Special trek: If the luggage limit advised by Lipiko Tours is not respected the customer is responsible for any extra charges i.e. payment of extra porters and/or mules and any other expenses that occur because of this (mule driver, food and accommodation of mule drivers and/or porters). The payment for extra mules and/or porters will have to be paid upfront directly to the person in charge of the tour.
Bolivia 220/230V* 50 Hz A & C * La Paz & Viacha 115V
Chile 220V 50 Hz C & L
Peru 220V* 60 Hz* A & C * Talara 110/220V; Arequipa 50 Hz
Argentina 220V 50 Hz C & I
Brazil 110/220V 60 Hz A, B, C, D, & G
Ecuador 120-127V* 60 Hz A, B, C, D *120/240V in certain rural areas
List of plug and socket types
Photos/Videos: Make sure you bring extra memory cards and batteries. It is not always easy to get batteries charged so try to limit the use of functions that consume a lot of energy.
Remember that we are always available to answer any unanswered questions you might have about your tour to South America. Don’t hesitate to contact us if in doubt and we wish you a great tour with Lipiko Tours.
Which clothes to pack obviously depends on the country and area you will be visiting as well as the type of travel you will be undertaken. Below we have prepared a list which includes travel to both cold and hot areas.
When packing your bags remember that your clothes should be breathable and offer both isolation and protection.
Here a non-exhaustive list:
- 3 T-shirts (breathable)
- 5 pairs of underwear (warm and breathable)
- 1-2 long sleeved casual shirts (i.e. fleece)
- 2 trekking trousers – the ones you can zip off at the legs are perfect and can be used as shorts.
- 1 fleece jacket
- 1 thick jacket
- 1 waterproof jacket
- Warm hat, scarf and gloves
- Warm, long underwear
- 5-7 pairs of socks (warm and comfortable)
- 1 bathing suit
- 1 lightweight, fast drying towel
- Trekking boots or shoes; the most important is that you are comfortable in your shoes – avoid buying new boots/shoes that you will be wearing for the first time during the trip. They should be waterproof, light with a nonslip sole and should provide good ankle support.
- 1 pair of sandals
- A small toilet bag (avoid shampoo and liquid soap that don’t handle pressure changes well)
- A good pair of sunglasses (protection 3 is recommended as a minimum and 4 for treks above 4000m/13.120ft)
- Sunscreen (high protection) and special lip protection
- Insect repellent
- Head torch (don’t forget extra batteries)
- Water flask
- Walking cane (for trekking)
- Toilet paper
- Extra pair of shoelaces
- Travel sewing kit
- A small Swiss knife (don’t forget to put this in your checked luggage during air travel)
- Wet wipes
- Survival blanket
- A big plastic bag to cover your bag for rain protection
- A lighter (to burn toilet paper – with caution)
- A copy of your passport and other important documents
- Sleeping bag – choose a good sleeping bag that goes to -15°C/5°F and don’t forget a liner
- Personal first aid kit (a group first aid kit will be provided but should only be used in case of emergency)
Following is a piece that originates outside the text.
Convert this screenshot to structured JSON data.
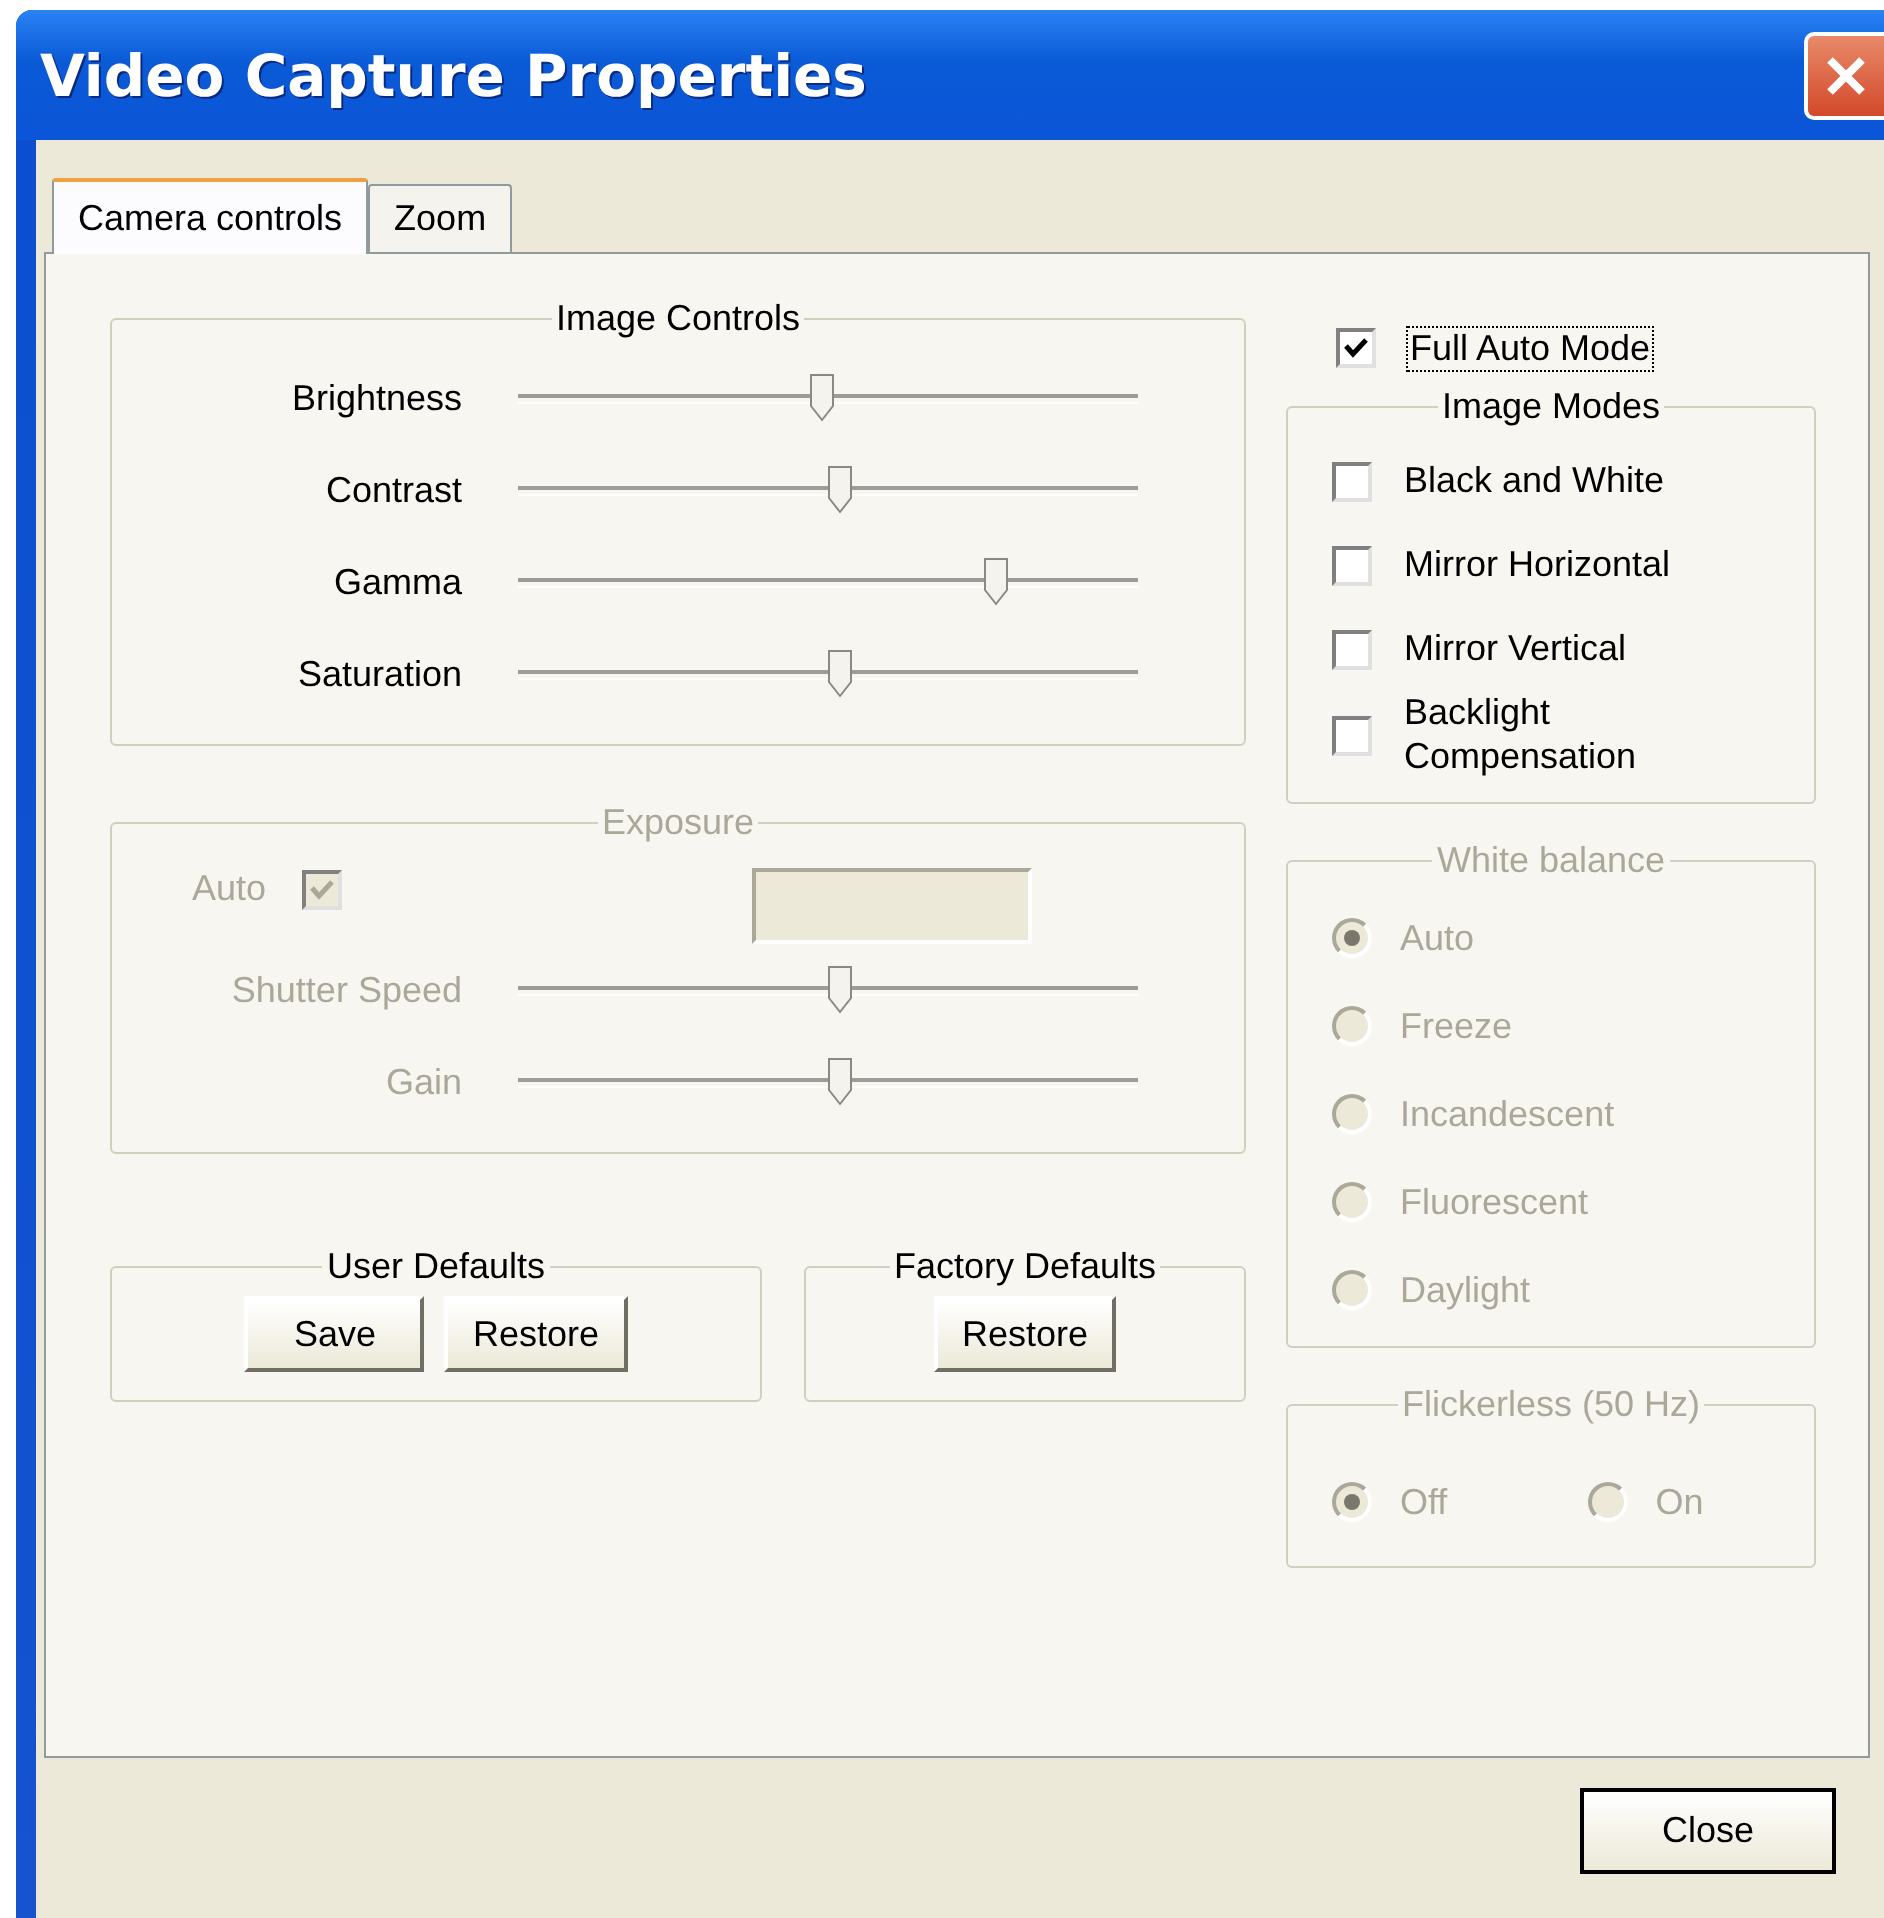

NB: You might not need all of the above mentioned material and you should adjust the list to your particular tour.
You should divide our belongings into 2 bags; a backpack in which you will carry the things you need during the day and a second bigger bag which you will have access to in the evenings and mornings. During the tour your luggage can be transported by car, bus, mules etc. and should be adapted to these transport conditions. Lipiko Tours cannot be held responsible in case of wear and tear.
Unfortunately dishonest people can be found everywhere so you should always take care of your luggage and personal documents. Where available we suggest you use the safety boxes in the hotels. Lipiko Tours cannot be held responsible in case of any loss of property.